What is autism? Children who have been diagnosed with autism have mild to significant delays in receptive and expressive language, motor, and social skills. “Autism is a pervasive developmental disorder that is marked by the presence of impaired social interaction and communication and a restricted repertoire of activities and interests” (CARD, 2008).
The MMR shot & autism There are people who strongly believe that autism is caused by the Measles, Mumps, Rubella (MMR) shot because delays and regression are seen in children who are later diagnosed after receiving their 18 month old wellness shots A study came out that stated the MMR shot causing autism, it became public and to this day even with scientific evidence disputing this study, parents and caretakers still believe the shot is the cause Offit & Coffin (2003) debates this claim of the MMR shot causing autism by stating, “no studies have found that autism occurs in vaccinated children at a rate greater than that found in unvaccinated children”.
Genetics & autism With the scientific proof that autism is not solely caused by toxins, research money is now being spent on DNA and genetic testing to find a link there. “With sophisticated statistical techniques and numerous twin studies, behavioral geneticists now believe that as much as 90 percent of the behavioral phenotype of autism is related to inherited genes” (Dougherty, 2000). There are many families that have multiple children with an autism diagnosis, some families have twins or triplets, all with a diagnosis, just at varying degrees. Oppositely, there are families with multiple children and only one child has a diagnosis.
The media & autism I obviously am not claiming that the media can cause autism, but am stating that the media can feed into misleading information that can create hysteria or a horrible stigma. “Suggested strategies include providing information that is at once informative and interesting to the media as well as explaining methods used by scientists and clinicians to distinguish causal from coincidental relationships” (Offit& Coffin, 2003). With all of the media attention to autism via celebrities like Jenny McCarthy and Holly Robinson, it has definitely brought the general public’s attention and awareness.
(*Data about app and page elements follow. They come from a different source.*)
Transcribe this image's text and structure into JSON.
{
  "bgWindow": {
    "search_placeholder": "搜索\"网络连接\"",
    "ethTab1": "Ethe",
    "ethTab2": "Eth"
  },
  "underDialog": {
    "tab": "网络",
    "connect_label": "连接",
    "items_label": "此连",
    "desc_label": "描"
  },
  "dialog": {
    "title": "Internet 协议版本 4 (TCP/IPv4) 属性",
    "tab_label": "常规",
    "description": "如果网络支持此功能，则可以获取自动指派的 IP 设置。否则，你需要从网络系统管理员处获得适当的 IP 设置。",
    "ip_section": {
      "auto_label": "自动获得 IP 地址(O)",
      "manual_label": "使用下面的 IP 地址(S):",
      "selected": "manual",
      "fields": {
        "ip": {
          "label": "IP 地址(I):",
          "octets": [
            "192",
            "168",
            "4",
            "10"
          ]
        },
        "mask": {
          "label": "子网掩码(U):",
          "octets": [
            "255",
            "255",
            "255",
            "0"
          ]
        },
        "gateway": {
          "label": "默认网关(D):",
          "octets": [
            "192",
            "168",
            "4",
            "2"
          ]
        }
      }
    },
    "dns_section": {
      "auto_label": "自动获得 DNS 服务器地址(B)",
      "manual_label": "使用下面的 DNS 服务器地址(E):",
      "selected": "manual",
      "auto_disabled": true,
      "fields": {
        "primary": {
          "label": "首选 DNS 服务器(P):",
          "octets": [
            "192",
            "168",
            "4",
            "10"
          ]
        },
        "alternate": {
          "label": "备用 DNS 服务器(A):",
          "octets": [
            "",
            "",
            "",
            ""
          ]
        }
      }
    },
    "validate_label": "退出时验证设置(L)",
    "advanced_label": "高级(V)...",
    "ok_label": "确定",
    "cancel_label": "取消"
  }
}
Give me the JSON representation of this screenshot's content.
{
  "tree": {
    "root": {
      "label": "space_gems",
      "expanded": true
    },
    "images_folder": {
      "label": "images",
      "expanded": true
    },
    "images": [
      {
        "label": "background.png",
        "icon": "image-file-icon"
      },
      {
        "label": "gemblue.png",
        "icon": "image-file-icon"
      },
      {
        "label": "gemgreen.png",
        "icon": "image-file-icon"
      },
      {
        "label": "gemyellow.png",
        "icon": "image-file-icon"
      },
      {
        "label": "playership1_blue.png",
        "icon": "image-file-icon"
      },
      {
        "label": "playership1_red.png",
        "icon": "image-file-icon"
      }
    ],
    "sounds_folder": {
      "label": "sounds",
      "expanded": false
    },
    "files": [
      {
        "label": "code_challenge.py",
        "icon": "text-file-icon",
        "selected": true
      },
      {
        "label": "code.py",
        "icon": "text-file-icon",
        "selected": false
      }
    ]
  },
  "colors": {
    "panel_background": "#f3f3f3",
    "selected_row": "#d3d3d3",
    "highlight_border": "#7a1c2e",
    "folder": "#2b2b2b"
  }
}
However, with all of this attention, it also has brought a stigma
Treatment & autism There is a wide variety of services and therapies offered to children who have been diagnosed with autism. Depending on the state that you live in will determine the cost and abundance of these services. In California, for example, the Regional Center and school districts provide services free of charge. Great programs offer Applied Behavioral Analysis (ABA) including Discrete Trial Training (DTT). “Early and intensive behaviorally based treatment, in particular the use of applied behavior analysis, is effective in systematically teaching skills and reducing problematic behaviors. Despite evidence of efficacy, however, the limited availability of quality behavioral services for children with autism is a significant barrier to effective treatment” (Jensen, 2002).
Conclusion If Autism is predetermined by genes, what makes one child exhibit the signs and receive the full diagnosis, while another child with the same predetermined genes does not exhibit any characteristics and leads a typical life? This is an important question because it would imply that Autism is caused by more than just one specific factor. The research on this question would also help families that have multiple children that are diagnosed, and one isn’t, or families that have multiple children with only one child diagnosed with Autism.
References CARD. (2008). What is autism? Retrieved from: http://www.centerforautism.com/whatisautism/. Dougherty, M. (2000). The genetics of autism. Retrieved from: http://www.actionbioscience.org/genomic/dougherty.html. Jensen, V. & Sinclair, L. (2002). Treatment of autism in young children: Behavioral intervention and applied behavior analysis. Infants & young Children. 14(4), 42-52. Retrieved from: http://journals.lww.com/iycjournal/Abstract/2002 /04000/Treatment_of_Autism_in_Young_Children__Behavio ral.6.aspx. Offit, P. & Coffin, S. (2003). Communicating science to the public: MMR vaccine and autism. Vaccine 22. (1-6). Retrieved from: http://www.comminit.com/files/communicatingsciencetothe public.pdf.